Explorer
I’m of Japanese descent. I was thrilled in my youth when I heard about that book. Actually getting it was, well I don’t own a copy now nor will I ever. I don’t wan’t to see it go down the memory hole, however. What I want? Is an authentic treatment of Japanese myth done D&D style. Same for Chinese myth and Korean, and several others. Done with respect and including experts from those cultures.
You might like this:
 


We don't worry about mixing elements from different places of Europe, for example monsters from Greek mythology or Irish Folklore. The famous fairy tales of Grimm brothers are from German traditions, but they are popular among English-speakers.

Confucius also said: “The Superior Man is in harmony but does not follow the crowd. The inferior man follows the crowd, but is not in harmony” (the quote is thruthful. I read it myself).

I worry about fantasy factions being used as allegories of the neighbours countries, for example the evil emperor would be an erstaz of Napoleon Bonaparte. Even when the publisher tries to be polite the DM could reuse the concept to show a different point of view. And Capcom is lying, Chinese goverment denies the presence of zombies or mutants in the city of Lanshiang.

Wizards of the Coast has got links with the Chinese videogame developer Perfect World Enternaiment thanks to the videogame Newerwinter Online and the coming soon Magic: Legends. I am sure WotC knows the right people for a politically correct OA.

You shouldn't blame WotC to destroy Asian folklore with Asian videogames are doing that.

I think it may be good for both sides. WotC finds new players among the otaku community, and Western market can know Asian cultures.



* why not an Onmyodo magic?

 

tommybahama

Adventurer
I'm also of Japanese descent. My mother was a first generation post-war immigrant and she used the term Oriental exclusively for the region. I don't think I ever heard her use the term "Asian" ever.

"Eastern Adventures" would be a good compromise for me since Kara-Tur is to the east of Faerun and still evokes some of the mystery they tried to capture with Oriental Adventures.

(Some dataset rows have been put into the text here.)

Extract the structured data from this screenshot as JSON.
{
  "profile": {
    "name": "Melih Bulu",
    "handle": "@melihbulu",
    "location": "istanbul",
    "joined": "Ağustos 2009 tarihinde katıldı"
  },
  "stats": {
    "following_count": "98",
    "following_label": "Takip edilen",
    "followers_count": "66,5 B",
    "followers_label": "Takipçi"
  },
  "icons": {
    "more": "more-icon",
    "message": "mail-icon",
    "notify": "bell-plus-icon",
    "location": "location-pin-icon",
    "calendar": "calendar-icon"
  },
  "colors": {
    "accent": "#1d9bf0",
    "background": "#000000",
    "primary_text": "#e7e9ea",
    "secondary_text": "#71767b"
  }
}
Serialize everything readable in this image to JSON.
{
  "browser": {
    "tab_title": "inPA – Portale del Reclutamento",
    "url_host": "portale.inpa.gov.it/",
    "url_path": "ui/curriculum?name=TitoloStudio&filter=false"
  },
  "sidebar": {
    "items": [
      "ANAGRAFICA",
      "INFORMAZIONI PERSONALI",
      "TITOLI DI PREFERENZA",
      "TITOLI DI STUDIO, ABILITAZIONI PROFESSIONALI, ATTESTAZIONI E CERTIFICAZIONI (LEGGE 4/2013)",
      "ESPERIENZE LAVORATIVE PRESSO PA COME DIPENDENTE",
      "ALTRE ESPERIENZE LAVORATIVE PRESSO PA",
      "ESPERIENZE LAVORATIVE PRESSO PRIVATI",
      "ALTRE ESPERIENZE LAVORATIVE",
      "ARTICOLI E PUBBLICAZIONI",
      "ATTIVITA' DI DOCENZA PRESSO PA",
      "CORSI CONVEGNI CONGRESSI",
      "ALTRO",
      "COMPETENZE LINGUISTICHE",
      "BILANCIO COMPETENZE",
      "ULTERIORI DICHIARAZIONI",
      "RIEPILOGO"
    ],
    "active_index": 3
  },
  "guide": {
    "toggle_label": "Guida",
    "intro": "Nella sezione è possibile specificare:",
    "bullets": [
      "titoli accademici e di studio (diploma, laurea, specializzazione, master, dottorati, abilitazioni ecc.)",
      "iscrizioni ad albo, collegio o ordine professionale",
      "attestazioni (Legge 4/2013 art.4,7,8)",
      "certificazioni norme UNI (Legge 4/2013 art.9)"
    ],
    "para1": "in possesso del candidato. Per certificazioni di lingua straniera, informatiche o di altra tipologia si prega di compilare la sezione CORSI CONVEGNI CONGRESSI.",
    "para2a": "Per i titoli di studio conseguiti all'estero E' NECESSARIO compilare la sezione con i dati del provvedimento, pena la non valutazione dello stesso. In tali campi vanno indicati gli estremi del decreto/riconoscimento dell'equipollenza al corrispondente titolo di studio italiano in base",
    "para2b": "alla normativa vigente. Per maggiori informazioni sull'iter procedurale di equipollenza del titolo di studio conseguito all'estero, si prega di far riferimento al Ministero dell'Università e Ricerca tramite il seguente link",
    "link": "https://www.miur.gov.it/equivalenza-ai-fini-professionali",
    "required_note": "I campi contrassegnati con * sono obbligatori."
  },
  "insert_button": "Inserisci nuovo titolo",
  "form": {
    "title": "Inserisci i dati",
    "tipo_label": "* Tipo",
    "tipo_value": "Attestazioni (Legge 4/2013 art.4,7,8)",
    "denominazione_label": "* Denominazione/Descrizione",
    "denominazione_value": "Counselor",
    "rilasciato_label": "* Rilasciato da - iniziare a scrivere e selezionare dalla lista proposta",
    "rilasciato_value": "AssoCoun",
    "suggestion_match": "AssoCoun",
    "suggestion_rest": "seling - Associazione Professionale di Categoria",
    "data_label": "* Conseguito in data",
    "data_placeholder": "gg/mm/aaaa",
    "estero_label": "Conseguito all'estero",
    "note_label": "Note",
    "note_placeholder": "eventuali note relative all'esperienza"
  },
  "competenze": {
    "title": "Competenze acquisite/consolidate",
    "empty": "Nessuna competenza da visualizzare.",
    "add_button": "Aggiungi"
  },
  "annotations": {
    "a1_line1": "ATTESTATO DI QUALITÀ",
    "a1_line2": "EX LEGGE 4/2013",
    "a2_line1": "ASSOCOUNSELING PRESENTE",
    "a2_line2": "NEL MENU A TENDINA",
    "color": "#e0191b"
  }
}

On the other hand, 90% of Native Americans respond in polls that they don't have a problem with Indian sports names but a vocal 10% are always trying to force their views onto the rest of society. I assume the same thing is going on here with the word Oriental.
 

Mythological Figures & Maleficent Monsters

Advertisement2

Advertisement4

Top